Web page and app entries:
>>>
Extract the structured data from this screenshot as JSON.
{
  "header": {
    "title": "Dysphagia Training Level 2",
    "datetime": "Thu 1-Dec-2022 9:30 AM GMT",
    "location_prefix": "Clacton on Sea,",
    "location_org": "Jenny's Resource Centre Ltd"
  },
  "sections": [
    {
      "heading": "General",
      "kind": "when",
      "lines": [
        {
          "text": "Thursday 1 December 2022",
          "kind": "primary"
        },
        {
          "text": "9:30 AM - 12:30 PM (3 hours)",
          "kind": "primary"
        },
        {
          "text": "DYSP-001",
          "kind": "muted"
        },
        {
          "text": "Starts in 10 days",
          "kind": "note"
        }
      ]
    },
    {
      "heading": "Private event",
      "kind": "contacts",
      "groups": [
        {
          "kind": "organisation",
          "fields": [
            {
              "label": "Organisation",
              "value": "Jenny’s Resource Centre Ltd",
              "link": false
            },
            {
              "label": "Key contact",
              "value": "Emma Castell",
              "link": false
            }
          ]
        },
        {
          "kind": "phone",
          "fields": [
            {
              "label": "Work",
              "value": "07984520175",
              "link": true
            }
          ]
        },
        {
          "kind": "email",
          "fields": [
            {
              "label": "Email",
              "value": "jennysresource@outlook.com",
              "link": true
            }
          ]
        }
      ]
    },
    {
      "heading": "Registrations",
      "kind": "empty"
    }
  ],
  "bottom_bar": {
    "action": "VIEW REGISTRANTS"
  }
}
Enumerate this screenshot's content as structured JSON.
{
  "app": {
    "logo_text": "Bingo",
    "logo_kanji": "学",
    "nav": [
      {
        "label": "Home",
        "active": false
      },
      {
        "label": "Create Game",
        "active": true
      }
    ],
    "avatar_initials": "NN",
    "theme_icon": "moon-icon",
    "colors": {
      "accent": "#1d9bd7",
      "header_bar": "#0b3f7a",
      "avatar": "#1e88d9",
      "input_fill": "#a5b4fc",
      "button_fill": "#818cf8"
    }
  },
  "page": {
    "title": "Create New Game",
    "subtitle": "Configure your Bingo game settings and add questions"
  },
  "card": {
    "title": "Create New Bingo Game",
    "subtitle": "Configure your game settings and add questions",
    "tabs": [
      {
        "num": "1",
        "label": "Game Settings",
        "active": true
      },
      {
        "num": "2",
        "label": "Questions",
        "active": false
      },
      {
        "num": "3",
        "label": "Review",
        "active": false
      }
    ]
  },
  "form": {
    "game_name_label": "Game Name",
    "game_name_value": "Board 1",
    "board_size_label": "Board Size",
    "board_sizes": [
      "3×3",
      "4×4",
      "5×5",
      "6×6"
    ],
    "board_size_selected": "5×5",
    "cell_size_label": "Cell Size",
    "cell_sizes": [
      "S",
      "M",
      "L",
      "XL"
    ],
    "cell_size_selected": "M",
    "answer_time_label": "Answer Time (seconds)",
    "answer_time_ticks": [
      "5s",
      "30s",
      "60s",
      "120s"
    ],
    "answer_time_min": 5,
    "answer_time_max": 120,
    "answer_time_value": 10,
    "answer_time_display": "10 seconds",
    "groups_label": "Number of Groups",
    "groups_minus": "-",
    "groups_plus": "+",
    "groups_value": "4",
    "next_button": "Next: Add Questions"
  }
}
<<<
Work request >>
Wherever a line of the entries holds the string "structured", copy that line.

Answer below >>
Extract the structured data from this screenshot as JSON.
Enumerate this screenshot's content as structured JSON.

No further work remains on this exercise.